WORK REQUIRED>
Reproduce each line below precisely. Drop the pictures.

INFORMATION SUPPLIED>
--*--
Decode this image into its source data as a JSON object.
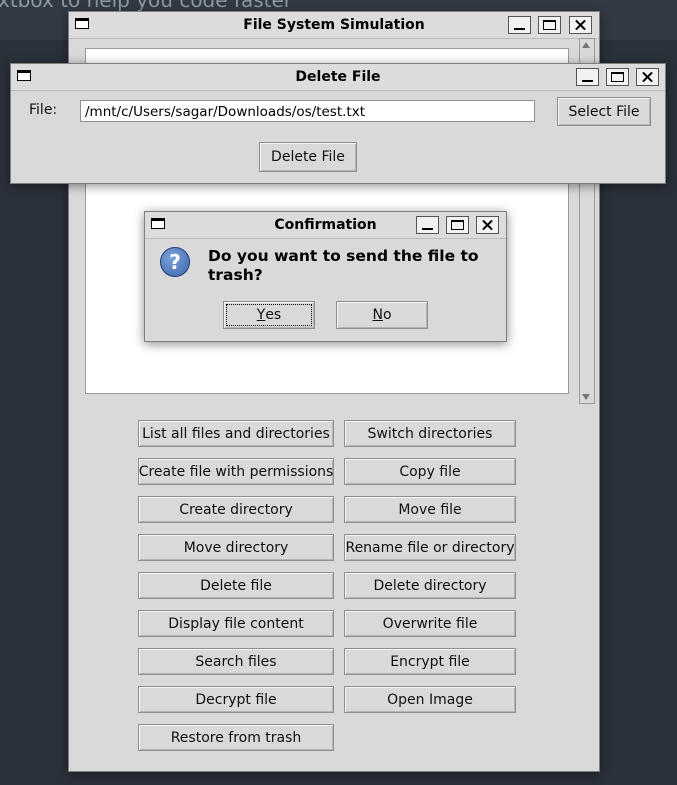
{
  "background": {
    "partial_text": "xtbox to help you code faster"
  },
  "main_window": {
    "title": "File System Simulation",
    "buttons": [
      {
        "label": "List all files and directories"
      },
      {
        "label": "Switch directories"
      },
      {
        "label": "Create file with permissions"
      },
      {
        "label": "Copy file"
      },
      {
        "label": "Create directory"
      },
      {
        "label": "Move file"
      },
      {
        "label": "Move directory"
      },
      {
        "label": "Rename file or directory"
      },
      {
        "label": "Delete file"
      },
      {
        "label": "Delete directory"
      },
      {
        "label": "Display file content"
      },
      {
        "label": "Overwrite file"
      },
      {
        "label": "Search files"
      },
      {
        "label": "Encrypt file"
      },
      {
        "label": "Decrypt file"
      },
      {
        "label": "Open Image"
      },
      {
        "label": "Restore from trash"
      }
    ]
  },
  "delete_window": {
    "title": "Delete File",
    "file_label": "File:",
    "file_value": "/mnt/c/Users/sagar/Downloads/os/test.txt",
    "select_button": "Select File",
    "delete_button": "Delete File"
  },
  "confirm_dialog": {
    "title": "Confirmation",
    "message": "Do you want to send the file to trash?",
    "yes_label": "Yes",
    "no_label": "No"
  },
  "icons": {
    "question": "question-icon",
    "window": "window-icon"
  }
}
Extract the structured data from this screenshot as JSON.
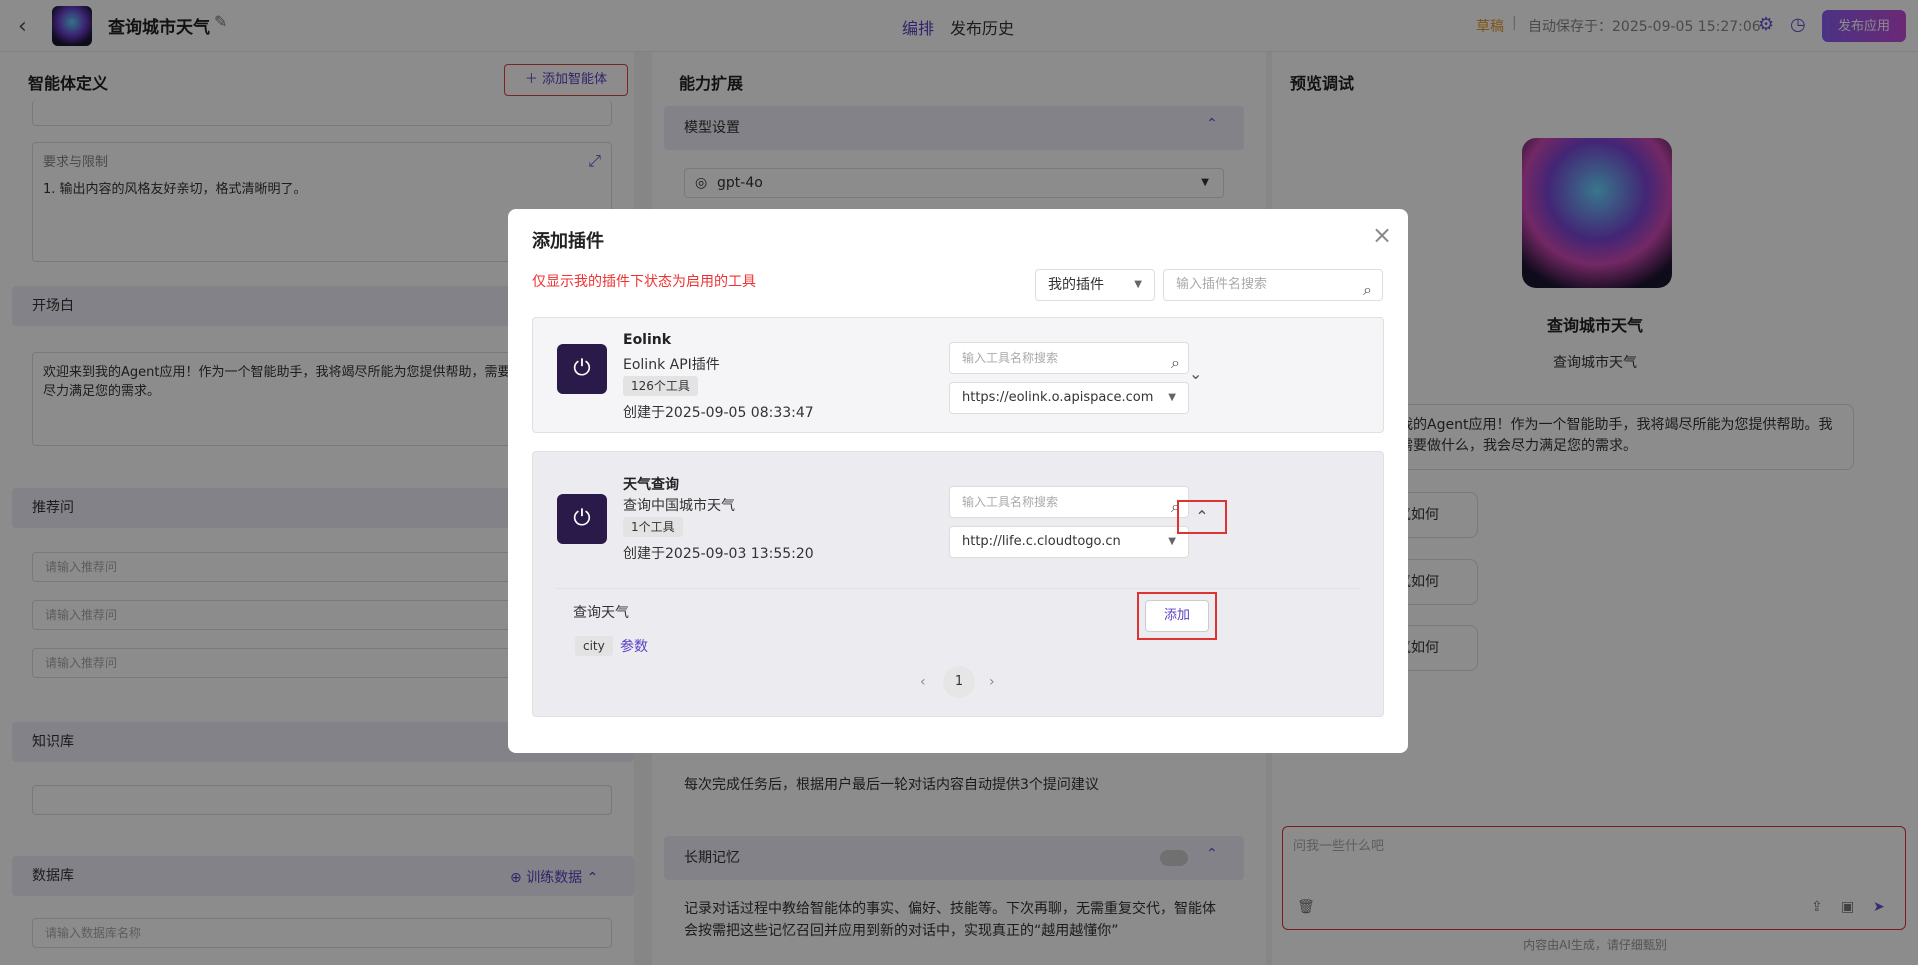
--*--
EXERCISE RESPONSE>
Decode this image into its source data as a JSON object.
{
  "background": {
    "partial_text": "xtbox to help you code faster"
  },
  "main_window": {
    "title": "File System Simulation",
    "buttons": [
      {
        "label": "List all files and directories"
      },
      {
        "label": "Switch directories"
      },
      {
        "label": "Create file with permissions"
      },
      {
        "label": "Copy file"
      },
      {
        "label": "Create directory"
      },
      {
        "label": "Move file"
      },
      {
        "label": "Move directory"
      },
      {
        "label": "Rename file or directory"
      },
      {
        "label": "Delete file"
      },
      {
        "label": "Delete directory"
      },
      {
        "label": "Display file content"
      },
      {
        "label": "Overwrite file"
      },
      {
        "label": "Search files"
      },
      {
        "label": "Encrypt file"
      },
      {
        "label": "Decrypt file"
      },
      {
        "label": "Open Image"
      },
      {
        "label": "Restore from trash"
      }
    ]
  },
  "delete_window": {
    "title": "Delete File",
    "file_label": "File:",
    "file_value": "/mnt/c/Users/sagar/Downloads/os/test.txt",
    "select_button": "Select File",
    "delete_button": "Delete File"
  },
  "confirm_dialog": {
    "title": "Confirmation",
    "message": "Do you want to send the file to trash?",
    "yes_label": "Yes",
    "no_label": "No"
  },
  "icons": {
    "question": "question-icon",
    "window": "window-icon"
  }
}
Extract the structured data from this screenshot as JSON.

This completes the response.